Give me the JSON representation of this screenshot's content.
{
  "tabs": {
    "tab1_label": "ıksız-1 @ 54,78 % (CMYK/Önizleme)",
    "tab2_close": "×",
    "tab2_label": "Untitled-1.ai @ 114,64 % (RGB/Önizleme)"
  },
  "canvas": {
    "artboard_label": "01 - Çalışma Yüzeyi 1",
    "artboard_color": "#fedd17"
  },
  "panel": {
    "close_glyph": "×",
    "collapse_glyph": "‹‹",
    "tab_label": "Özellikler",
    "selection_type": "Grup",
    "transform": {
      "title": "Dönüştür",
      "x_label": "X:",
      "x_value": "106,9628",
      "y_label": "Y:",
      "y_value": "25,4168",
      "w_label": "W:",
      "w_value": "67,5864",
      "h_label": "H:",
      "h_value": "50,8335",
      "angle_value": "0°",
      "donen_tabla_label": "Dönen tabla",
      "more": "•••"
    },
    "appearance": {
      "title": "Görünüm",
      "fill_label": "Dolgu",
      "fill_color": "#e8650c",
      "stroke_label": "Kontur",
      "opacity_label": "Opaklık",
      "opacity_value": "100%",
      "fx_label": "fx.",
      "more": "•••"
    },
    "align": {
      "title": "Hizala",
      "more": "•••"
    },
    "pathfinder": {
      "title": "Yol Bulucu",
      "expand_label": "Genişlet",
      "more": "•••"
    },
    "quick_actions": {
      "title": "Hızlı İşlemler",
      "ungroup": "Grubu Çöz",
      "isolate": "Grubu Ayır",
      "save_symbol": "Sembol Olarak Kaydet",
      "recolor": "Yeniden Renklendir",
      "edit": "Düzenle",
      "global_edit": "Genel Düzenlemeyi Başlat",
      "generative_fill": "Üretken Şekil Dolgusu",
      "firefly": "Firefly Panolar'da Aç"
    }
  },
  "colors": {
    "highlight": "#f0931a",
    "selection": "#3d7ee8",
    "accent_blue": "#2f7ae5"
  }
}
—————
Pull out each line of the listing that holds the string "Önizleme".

▶ _Exercise result_
    "tab1_label": "ıksız-1 @ 54,78 % (CMYK/Önizleme)",
    "tab2_label": "Untitled-1.ai @ 114,64 % (RGB/Önizleme)"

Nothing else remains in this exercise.